Join Date: Jul 2001
Location: Berlin, Germany
The C -> Am change would not change the notes you play (the most obvious scale choices are C-major and A-minor respectively, same notes, different root). If were to be playing over this change, you could either use a different, less obvious, scale over one of the chords, or to accentuate the change you could try to accentuate the two different triads.
Back to the question, I don't tend to think much in modes, I would usually play the C-major scale over the C-major chord, D-major over D-major chord, G-major over G, A-minor for Am, etc...
So, yes in a way the notes you are using are relative to the root, (WWHWWWH formula for major scales, and WHWWHWW for minor scales), you are playing all notes from the root to the octave using these formulas. Of course, you could think of playing over an Am chord, as using a major scale, the C (the same way you could think of playng over an Em chord, as playing a G-major scale), but it's better to think in major scales as well IMO.
I don't know if this is making sense anymore, but I would say that if your progression is
all being major chords, the obvious thing to do would be to play C-ionian, A-ionian, D-ionian, G-ionian.
Than the scale choices are, C-ionian, A-aeolian (same notes as C-ionian), D-aeolian (same notes as F-ionian), G-ionian.
And so on...
Then when you come to varioius 7, maj7, m7, m7b5, 6 etc chords, the system works in a similar way, but your choice of scales changes, in some cases.

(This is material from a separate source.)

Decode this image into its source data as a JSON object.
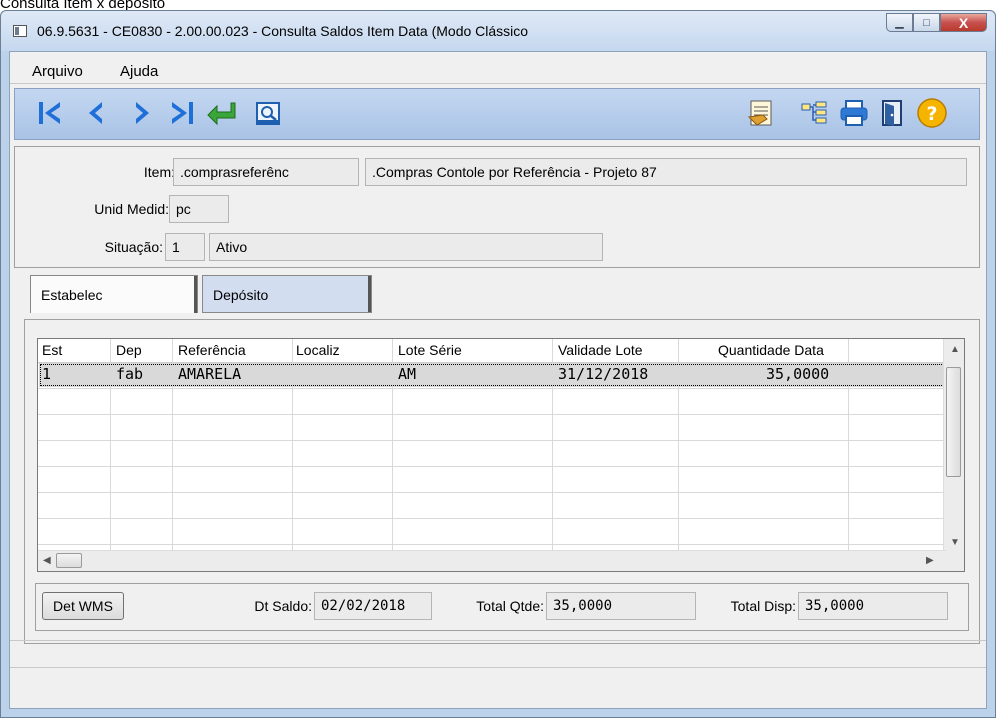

I would advice you to try to "see" scale patterns in chord shapes (either thinking "by dots", or thinking of intervals, whatever is easier for you), this would make it simpler for you to solo over more exotic chords without neccesarily having to memorise what the "correct" scale choice is (there is never one correct choice anyway).

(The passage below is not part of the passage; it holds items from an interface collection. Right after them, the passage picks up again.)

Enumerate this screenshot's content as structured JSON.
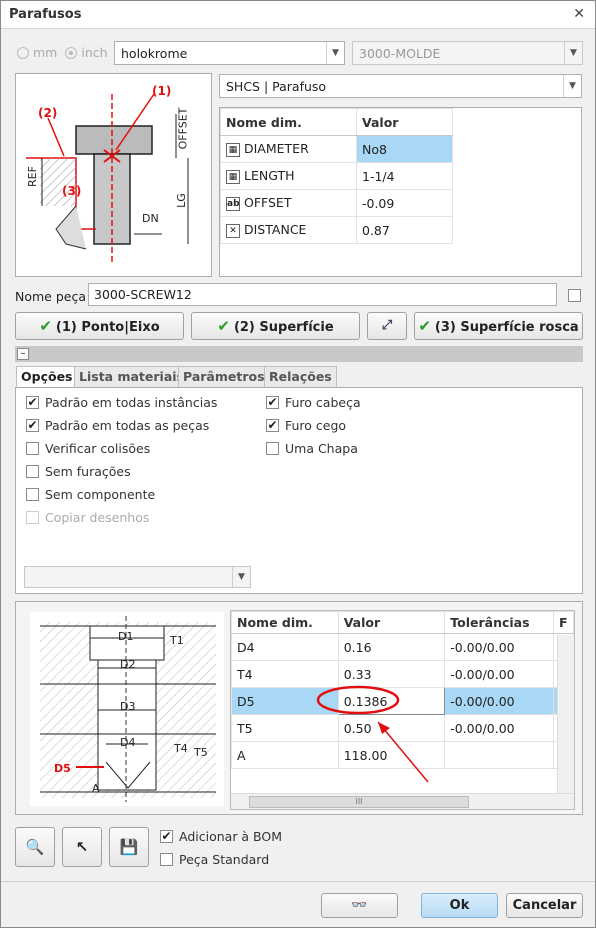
{
  "window": {
    "title": "Parafusos"
  },
  "units": {
    "mm": "mm",
    "inch": "inch",
    "selected": "inch"
  },
  "catalog": {
    "selected": "holokrome"
  },
  "mold": {
    "selected": "3000-MOLDE"
  },
  "type": {
    "selected": "SHCS | Parafuso"
  },
  "top_diagram": {
    "label1": "(1)",
    "label2": "(2)",
    "label3": "(3)",
    "ref": "REF",
    "offset": "OFFSET",
    "lg": "LG",
    "dn": "DN"
  },
  "dim_table": {
    "headers": [
      "Nome dim.",
      "Valor"
    ],
    "rows": [
      {
        "icon": "table-icon",
        "name": "DIAMETER",
        "value": "No8"
      },
      {
        "icon": "table-icon",
        "name": "LENGTH",
        "value": "1-1/4"
      },
      {
        "icon": "text-icon",
        "name": "OFFSET",
        "value": "-0.09"
      },
      {
        "icon": "cross-icon",
        "name": "DISTANCE",
        "value": "0.87"
      }
    ]
  },
  "part_name": {
    "label": "Nome peça",
    "value": "3000-SCREW12"
  },
  "refs": {
    "point": "(1) Ponto|Eixo",
    "surface": "(2) Superfície",
    "thread": "(3) Superfície rosca"
  },
  "tabs": [
    "Opções",
    "Lista materiais",
    "Parâmetros",
    "Relações"
  ],
  "options_left": [
    {
      "label": "Padrão em todas instâncias",
      "checked": true
    },
    {
      "label": "Padrão em todas as peças",
      "checked": true
    },
    {
      "label": "Verificar colisões",
      "checked": false
    },
    {
      "label": "Sem furações",
      "checked": false
    },
    {
      "label": "Sem componente",
      "checked": false
    },
    {
      "label": "Copiar desenhos",
      "checked": false
    }
  ],
  "options_right": [
    {
      "label": "Furo cabeça",
      "checked": true
    },
    {
      "label": "Furo cego",
      "checked": true
    },
    {
      "label": "Uma Chapa",
      "checked": false
    }
  ],
  "hole_diagram": {
    "d1": "D1",
    "d2": "D2",
    "d3": "D3",
    "d4": "D4",
    "t1": "T1",
    "t4": "T4",
    "t5": "T5",
    "d5": "D5",
    "a": "A"
  },
  "hole_table": {
    "headers": [
      "Nome dim.",
      "Valor",
      "Tolerâncias",
      "F"
    ],
    "rows": [
      {
        "name": "D4",
        "value": "0.16",
        "tol": "-0.00/0.00"
      },
      {
        "name": "T4",
        "value": "0.33",
        "tol": "-0.00/0.00"
      },
      {
        "name": "D5",
        "value": "0.1386",
        "tol": "-0.00/0.00"
      },
      {
        "name": "T5",
        "value": "0.50",
        "tol": "-0.00/0.00"
      },
      {
        "name": "A",
        "value": "118.00",
        "tol": ""
      }
    ],
    "scroll_grip": "III"
  },
  "bom": {
    "add": "Adicionar à BOM",
    "standard": "Peça Standard"
  },
  "footer": {
    "ok": "Ok",
    "cancel": "Cancelar"
  },
  "colors": {
    "accent": "#a8d8f5",
    "ok_button": "#c5e2f7",
    "annotation": "#e01010"
  }
}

Ok, enough of this before I confuse you and myself even more.